The controversial rationale behind today’s reasonable accommodations harkens back to the same preoccupations from the early 20th Century: “contemporary observers to view it as some pathological manifestation of a cultural group to be unable to adapt to the mores and institutional imperatives of the hosting society.” 28 In such articles, La Presse manufactured in the “creation of cultural stereotypes” where “Italians were portrayed as hot-tempered, uncivilised in their manners, quick to take the law in their own hands, and when they did so they displayed sanguinary instincts.” 29 The reporters observed the macabre details while omitting that fights were amongst Italians themselves. There was no urge to cover the outlining discrimination immigrants faced because Italians weren’t their readers. Civic complaints troubled the Mayor H Laporte into writing to Prime Minister Laurier in 1904: “A sentiment pervades our citizens that these people who have been enticed to Montreal, may commit excesses, because we have not sufficient employment at the present to give them.”30
Many non-pure-laine children were discouraged from overcrowded French schools so education took place in La Difesa Church’s overcrowded basement that forced them to rent a building on St-Zotique.
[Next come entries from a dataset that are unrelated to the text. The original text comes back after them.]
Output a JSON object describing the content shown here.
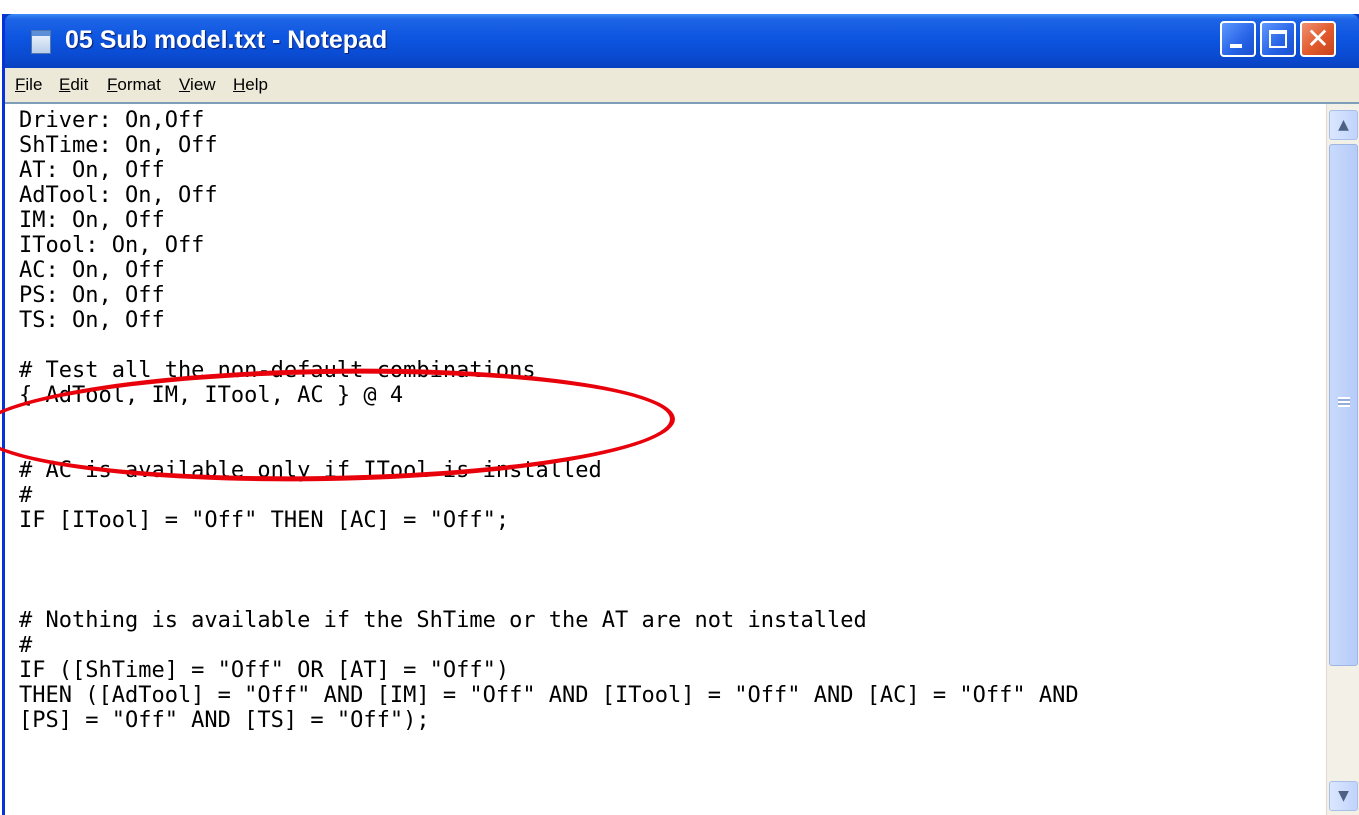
{
  "window": {
    "title": "05 Sub model.txt - Notepad",
    "title_bar_color": "#0a4ad0",
    "icons": {
      "app": "notepad-icon",
      "minimize": "minimize-icon",
      "maximize": "maximize-icon",
      "close": "close-icon"
    },
    "close_glyph": "✕"
  },
  "menu": {
    "items": [
      "File",
      "Edit",
      "Format",
      "View",
      "Help"
    ]
  },
  "editor": {
    "lines": [
      "Driver: On,Off",
      "ShTime: On, Off",
      "AT: On, Off",
      "AdTool: On, Off",
      "IM: On, Off",
      "ITool: On, Off",
      "AC: On, Off",
      "PS: On, Off",
      "TS: On, Off",
      "",
      "# Test all the non-default combinations",
      "{ AdTool, IM, ITool, AC } @ 4",
      "",
      "",
      "# AC is available only if ITool is installed",
      "#",
      "IF [ITool] = \"Off\" THEN [AC] = \"Off\";",
      "",
      "",
      "",
      "# Nothing is available if the ShTime or the AT are not installed",
      "#",
      "IF ([ShTime] = \"Off\" OR [AT] = \"Off\")",
      "THEN ([AdTool] = \"Off\" AND [IM] = \"Off\" AND [ITool] = \"Off\" AND [AC] = \"Off\" AND",
      "[PS] = \"Off\" AND [TS] = \"Off\");"
    ]
  },
  "scrollbar": {
    "up_glyph": "▲",
    "down_glyph": "▼"
  },
  "annotation": {
    "shape": "ellipse",
    "color": "#e8000b"
  }
}
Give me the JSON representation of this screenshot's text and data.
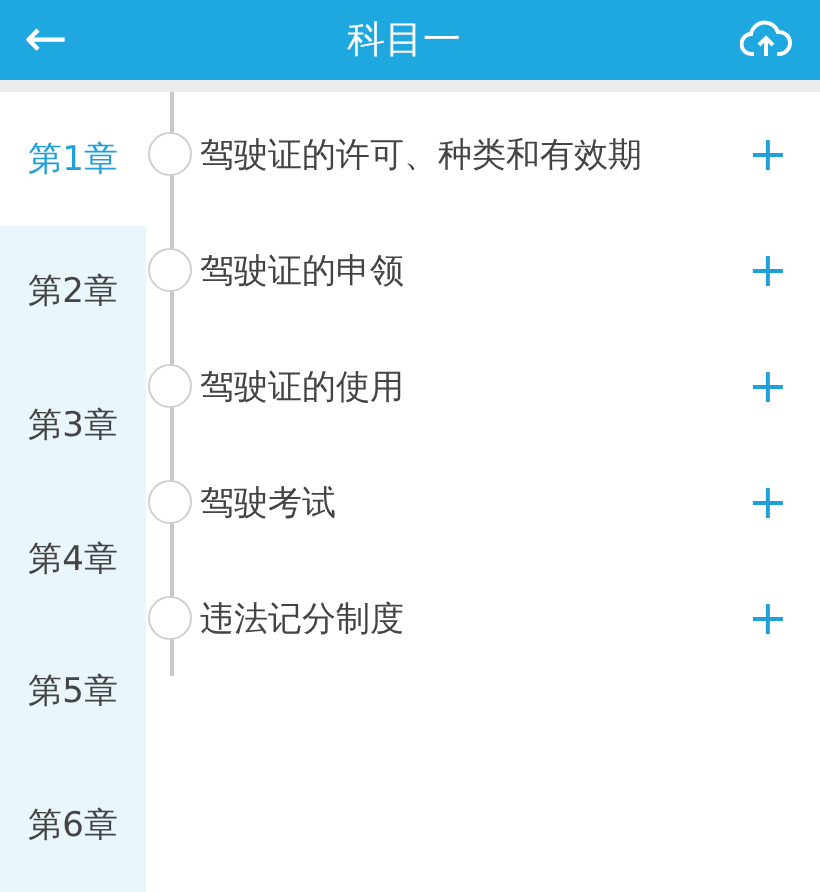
{
  "header": {
    "back": "←",
    "title": "科目一"
  },
  "chapters": [
    {
      "label": "第1章",
      "selected": true
    },
    {
      "label": "第2章",
      "selected": false
    },
    {
      "label": "第3章",
      "selected": false
    },
    {
      "label": "第4章",
      "selected": false
    },
    {
      "label": "第5章",
      "selected": false
    },
    {
      "label": "第6章",
      "selected": false
    }
  ],
  "sections": [
    {
      "title": "驾驶证的许可、种类和有效期",
      "expand": "+"
    },
    {
      "title": "驾驶证的申领",
      "expand": "+"
    },
    {
      "title": "驾驶证的使用",
      "expand": "+"
    },
    {
      "title": "驾驶考试",
      "expand": "+"
    },
    {
      "title": "违法记分制度",
      "expand": "+"
    }
  ]
}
Some went to nearby St. Edward’s or Protestant English schools, and only one French school, Philippe (Filippo) Benizi, was available because it was created by a Florentine religious order in Little Italy in 1936. As the population in the English public (Catholic) school commission swelled in 1960s thanks to Italian children while French schools’ population dwindled, so did the linguistic anxiety – the original obsession par excellence. 31 Not for nuthin’, Italians instinctually mobilized in 1969 after Bill 63 was passed, and after the St-Leonard school commission in a predominately Italian municipality proposed to bar Italians from the English school system. 32 The St-Leonard Riot is described in the official high school Quebec History textbook as “a 16 hour orgy of violence” where chairs were flung and storefronts smashed.
To be continued in Vol 20 No 2.
1 Harney, Robert. F. “ Italophobia: An English-speaking Malady?” Stud Emigrazione/Etudes Migrations, vol. 22 no. 77 1985: 6- 43; 14.
2 Ibid, 19
3 Ibid, 11
4 Ibid, 12
5 Ibid, 22
6 Ibid, 22 From Report of the Select Committee on Agriculture and Colonization (1929), p.69
8 Knowles, Valerie Strangers at Our Gates: Canadian Immigration and Immigration Policy, 1540-1990.Toronto: Dundurn Press Ltd, 1992. p. 64.
9 Ibid, 65-66
10 Harney, 18
11 Ibid, 19
14 Ibid, 21
15 Ibid, 40-41
16 Ibid, 41
17 Del Balso, Michael and Ramirez, Bruno. The Italians of Montreal: From Sojourning to Settlement: 1900 – 1921. Montreal: Les editions du courant, 1980. p.7.
18 Knowles, 139
19 Knowles, 140
20 Harney, 18
22 La grande enquete sur la tolerance au Quebec, le 19 janvier 2007, pdf document, http://legermarketing.com/documents/spclm/070119fr.pdf
23 Augie Fleras and Jean Leonard Elliott Multiculturalism in Canada: The Challenge of Diversity. Scarbourough: Nelson Canada, 1992. p. 30.
24 Ibid, 150
25 Harney, 9
26 Del Balso and Ramirez, 6. See footnote 8 (La Presse March 3, 1905).
29 Ibid, pp. 6-7
30 Ibid, 12 see footnote 18.
31 Statistical information about Italian population in English schools: http://www2.marianopolis.edu/quebechistory/stats/italians.htm from ‘Pour finir avec un myth’, R. Gagnon, Bulletin d’histoire politique, 1997, pp 130-131.
32 Language laws chronology: